Dataset rows describing interfaces:
%%

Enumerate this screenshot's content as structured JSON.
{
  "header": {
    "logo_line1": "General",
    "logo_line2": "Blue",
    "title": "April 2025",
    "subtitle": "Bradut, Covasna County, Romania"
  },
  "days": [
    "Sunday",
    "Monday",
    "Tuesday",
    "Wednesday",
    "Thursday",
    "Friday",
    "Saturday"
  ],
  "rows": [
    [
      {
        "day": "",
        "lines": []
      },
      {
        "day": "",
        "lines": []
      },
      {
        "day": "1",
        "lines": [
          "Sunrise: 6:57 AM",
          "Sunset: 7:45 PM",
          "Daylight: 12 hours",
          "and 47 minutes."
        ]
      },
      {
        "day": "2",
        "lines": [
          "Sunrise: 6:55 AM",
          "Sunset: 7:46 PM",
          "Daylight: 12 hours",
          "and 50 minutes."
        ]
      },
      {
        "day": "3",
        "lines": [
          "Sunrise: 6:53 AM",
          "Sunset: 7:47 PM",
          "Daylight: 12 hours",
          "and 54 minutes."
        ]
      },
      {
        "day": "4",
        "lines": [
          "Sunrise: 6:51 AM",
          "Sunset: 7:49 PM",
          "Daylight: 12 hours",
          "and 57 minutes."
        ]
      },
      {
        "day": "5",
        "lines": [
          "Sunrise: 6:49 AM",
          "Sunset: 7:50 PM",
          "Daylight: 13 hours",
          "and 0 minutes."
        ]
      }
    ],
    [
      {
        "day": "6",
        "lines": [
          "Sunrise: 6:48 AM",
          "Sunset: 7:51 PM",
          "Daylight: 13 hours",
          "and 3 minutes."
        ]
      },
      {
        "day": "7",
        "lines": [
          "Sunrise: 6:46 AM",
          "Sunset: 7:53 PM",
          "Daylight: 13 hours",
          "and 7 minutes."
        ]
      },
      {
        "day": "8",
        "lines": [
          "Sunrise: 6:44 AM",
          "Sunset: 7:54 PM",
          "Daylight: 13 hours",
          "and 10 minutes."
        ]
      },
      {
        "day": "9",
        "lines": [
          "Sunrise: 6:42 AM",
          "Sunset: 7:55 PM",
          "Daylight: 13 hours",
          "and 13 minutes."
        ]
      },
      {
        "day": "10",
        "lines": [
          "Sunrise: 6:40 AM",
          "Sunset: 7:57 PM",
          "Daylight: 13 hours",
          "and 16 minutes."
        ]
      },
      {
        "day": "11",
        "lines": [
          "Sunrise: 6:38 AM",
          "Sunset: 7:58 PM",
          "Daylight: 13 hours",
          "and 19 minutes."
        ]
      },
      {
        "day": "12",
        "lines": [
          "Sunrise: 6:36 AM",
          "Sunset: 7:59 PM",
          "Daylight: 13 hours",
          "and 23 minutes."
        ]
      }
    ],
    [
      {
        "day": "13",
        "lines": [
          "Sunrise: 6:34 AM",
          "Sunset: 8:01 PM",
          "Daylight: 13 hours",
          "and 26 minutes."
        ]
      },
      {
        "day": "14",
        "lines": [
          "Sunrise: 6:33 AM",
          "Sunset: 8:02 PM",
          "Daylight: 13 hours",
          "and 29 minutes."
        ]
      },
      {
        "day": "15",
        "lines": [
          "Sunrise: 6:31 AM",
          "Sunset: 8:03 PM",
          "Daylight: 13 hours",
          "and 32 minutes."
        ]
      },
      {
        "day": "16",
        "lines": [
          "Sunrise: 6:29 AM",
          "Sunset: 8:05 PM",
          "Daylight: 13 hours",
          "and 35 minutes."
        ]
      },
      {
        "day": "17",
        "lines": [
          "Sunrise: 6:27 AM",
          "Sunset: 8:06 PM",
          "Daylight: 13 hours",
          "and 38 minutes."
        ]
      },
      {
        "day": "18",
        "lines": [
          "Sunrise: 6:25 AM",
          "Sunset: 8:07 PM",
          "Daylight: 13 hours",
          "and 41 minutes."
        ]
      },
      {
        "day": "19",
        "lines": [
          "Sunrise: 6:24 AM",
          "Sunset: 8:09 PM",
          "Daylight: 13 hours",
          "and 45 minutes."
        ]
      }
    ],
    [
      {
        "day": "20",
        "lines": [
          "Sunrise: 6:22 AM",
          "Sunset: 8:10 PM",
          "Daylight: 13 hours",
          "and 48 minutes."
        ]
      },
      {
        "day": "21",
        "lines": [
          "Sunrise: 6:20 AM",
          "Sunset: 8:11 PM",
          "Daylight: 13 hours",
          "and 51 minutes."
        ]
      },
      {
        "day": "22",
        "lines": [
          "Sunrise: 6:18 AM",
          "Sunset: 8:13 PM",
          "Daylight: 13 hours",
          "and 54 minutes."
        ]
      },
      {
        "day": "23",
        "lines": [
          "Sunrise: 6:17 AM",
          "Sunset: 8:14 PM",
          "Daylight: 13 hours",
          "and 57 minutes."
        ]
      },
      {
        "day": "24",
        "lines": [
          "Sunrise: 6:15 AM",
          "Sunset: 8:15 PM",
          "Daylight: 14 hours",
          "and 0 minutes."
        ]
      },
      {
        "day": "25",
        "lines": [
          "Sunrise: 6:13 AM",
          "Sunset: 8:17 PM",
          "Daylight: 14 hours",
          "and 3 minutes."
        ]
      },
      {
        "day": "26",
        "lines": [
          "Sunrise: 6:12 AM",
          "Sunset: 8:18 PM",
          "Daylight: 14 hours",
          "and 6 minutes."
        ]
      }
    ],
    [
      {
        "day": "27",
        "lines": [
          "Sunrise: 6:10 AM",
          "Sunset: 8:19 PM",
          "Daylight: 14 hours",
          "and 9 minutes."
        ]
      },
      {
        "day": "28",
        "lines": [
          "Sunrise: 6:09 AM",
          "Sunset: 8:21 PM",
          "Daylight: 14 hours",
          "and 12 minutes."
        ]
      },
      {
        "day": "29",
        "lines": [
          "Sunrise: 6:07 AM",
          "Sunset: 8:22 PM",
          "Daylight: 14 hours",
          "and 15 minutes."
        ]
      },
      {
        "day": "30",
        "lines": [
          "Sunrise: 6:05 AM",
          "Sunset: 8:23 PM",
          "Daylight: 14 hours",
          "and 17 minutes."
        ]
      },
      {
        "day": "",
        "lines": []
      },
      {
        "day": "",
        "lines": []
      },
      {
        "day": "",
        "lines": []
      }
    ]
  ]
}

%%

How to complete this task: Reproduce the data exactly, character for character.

Completed exercise:
Enumerate this screenshot's content as structured JSON.
{
  "header": {
    "logo_line1": "General",
    "logo_line2": "Blue",
    "title": "April 2025",
    "subtitle": "Bradut, Covasna County, Romania"
  },
  "days": [
    "Sunday",
    "Monday",
    "Tuesday",
    "Wednesday",
    "Thursday",
    "Friday",
    "Saturday"
  ],
  "rows": [
    [
      {
        "day": "",
        "lines": []
      },
      {
        "day": "",
        "lines": []
      },
      {
        "day": "1",
        "lines": [
          "Sunrise: 6:57 AM",
          "Sunset: 7:45 PM",
          "Daylight: 12 hours",
          "and 47 minutes."
        ]
      },
      {
        "day": "2",
        "lines": [
          "Sunrise: 6:55 AM",
          "Sunset: 7:46 PM",
          "Daylight: 12 hours",
          "and 50 minutes."
        ]
      },
      {
        "day": "3",
        "lines": [
          "Sunrise: 6:53 AM",
          "Sunset: 7:47 PM",
          "Daylight: 12 hours",
          "and 54 minutes."
        ]
      },
      {
        "day": "4",
        "lines": [
          "Sunrise: 6:51 AM",
          "Sunset: 7:49 PM",
          "Daylight: 12 hours",
          "and 57 minutes."
        ]
      },
      {
        "day": "5",
        "lines": [
          "Sunrise: 6:49 AM",
          "Sunset: 7:50 PM",
          "Daylight: 13 hours",
          "and 0 minutes."
        ]
      }
    ],
    [
      {
        "day": "6",
        "lines": [
          "Sunrise: 6:48 AM",
          "Sunset: 7:51 PM",
          "Daylight: 13 hours",
          "and 3 minutes."
        ]
      },
      {
        "day": "7",
        "lines": [
          "Sunrise: 6:46 AM",
          "Sunset: 7:53 PM",
          "Daylight: 13 hours",
          "and 7 minutes."
        ]
      },
      {
        "day": "8",
        "lines": [
          "Sunrise: 6:44 AM",
          "Sunset: 7:54 PM",
          "Daylight: 13 hours",
          "and 10 minutes."
        ]
      },
      {
        "day": "9",
        "lines": [
          "Sunrise: 6:42 AM",
          "Sunset: 7:55 PM",
          "Daylight: 13 hours",
          "and 13 minutes."
        ]
      },
      {
        "day": "10",
        "lines": [
          "Sunrise: 6:40 AM",
          "Sunset: 7:57 PM",
          "Daylight: 13 hours",
          "and 16 minutes."
        ]
      },
      {
        "day": "11",
        "lines": [
          "Sunrise: 6:38 AM",
          "Sunset: 7:58 PM",
          "Daylight: 13 hours",
          "and 19 minutes."
        ]
      },
      {
        "day": "12",
        "lines": [
          "Sunrise: 6:36 AM",
          "Sunset: 7:59 PM",
          "Daylight: 13 hours",
          "and 23 minutes."
        ]
      }
    ],
    [
      {
        "day": "13",
        "lines": [
          "Sunrise: 6:34 AM",
          "Sunset: 8:01 PM",
          "Daylight: 13 hours",
          "and 26 minutes."
        ]
      },
      {
        "day": "14",
        "lines": [
          "Sunrise: 6:33 AM",
          "Sunset: 8:02 PM",
          "Daylight: 13 hours",
          "and 29 minutes."
        ]
      },
      {
        "day": "15",
        "lines": [
          "Sunrise: 6:31 AM",
          "Sunset: 8:03 PM",
          "Daylight: 13 hours",
          "and 32 minutes."
        ]
      },
      {
        "day": "16",
        "lines": [
          "Sunrise: 6:29 AM",
          "Sunset: 8:05 PM",
          "Daylight: 13 hours",
          "and 35 minutes."
        ]
      },
      {
        "day": "17",
        "lines": [
          "Sunrise: 6:27 AM",
          "Sunset: 8:06 PM",
          "Daylight: 13 hours",
          "and 38 minutes."
        ]
      },
      {
        "day": "18",
        "lines": [
          "Sunrise: 6:25 AM",
          "Sunset: 8:07 PM",
          "Daylight: 13 hours",
          "and 41 minutes."
        ]
      },
      {
        "day": "19",
        "lines": [
          "Sunrise: 6:24 AM",
          "Sunset: 8:09 PM",
          "Daylight: 13 hours",
          "and 45 minutes."
        ]
      }
    ],
    [
      {
        "day": "20",
        "lines": [
          "Sunrise: 6:22 AM",
          "Sunset: 8:10 PM",
          "Daylight: 13 hours",
          "and 48 minutes."
        ]
      },
      {
        "day": "21",
        "lines": [
          "Sunrise: 6:20 AM",
          "Sunset: 8:11 PM",
          "Daylight: 13 hours",
          "and 51 minutes."
        ]
      },
      {
        "day": "22",
        "lines": [
          "Sunrise: 6:18 AM",
          "Sunset: 8:13 PM",
          "Daylight: 13 hours",
          "and 54 minutes."
        ]
      },
      {
        "day": "23",
        "lines": [
          "Sunrise: 6:17 AM",
          "Sunset: 8:14 PM",
          "Daylight: 13 hours",
          "and 57 minutes."
        ]
      },
      {
        "day": "24",
        "lines": [
          "Sunrise: 6:15 AM",
          "Sunset: 8:15 PM",
          "Daylight: 14 hours",
          "and 0 minutes."
        ]
      },
      {
        "day": "25",
        "lines": [
          "Sunrise: 6:13 AM",
          "Sunset: 8:17 PM",
          "Daylight: 14 hours",
          "and 3 minutes."
        ]
      },
      {
        "day": "26",
        "lines": [
          "Sunrise: 6:12 AM",
          "Sunset: 8:18 PM",
          "Daylight: 14 hours",
          "and 6 minutes."
        ]
      }
    ],
    [
      {
        "day": "27",
        "lines": [
          "Sunrise: 6:10 AM",
          "Sunset: 8:19 PM",
          "Daylight: 14 hours",
          "and 9 minutes."
        ]
      },
      {
        "day": "28",
        "lines": [
          "Sunrise: 6:09 AM",
          "Sunset: 8:21 PM",
          "Daylight: 14 hours",
          "and 12 minutes."
        ]
      },
      {
        "day": "29",
        "lines": [
          "Sunrise: 6:07 AM",
          "Sunset: 8:22 PM",
          "Daylight: 14 hours",
          "and 15 minutes."
        ]
      },
      {
        "day": "30",
        "lines": [
          "Sunrise: 6:05 AM",
          "Sunset: 8:23 PM",
          "Daylight: 14 hours",
          "and 17 minutes."
        ]
      },
      {
        "day": "",
        "lines": []
      },
      {
        "day": "",
        "lines": []
      },
      {
        "day": "",
        "lines": []
      }
    ]
  ]
}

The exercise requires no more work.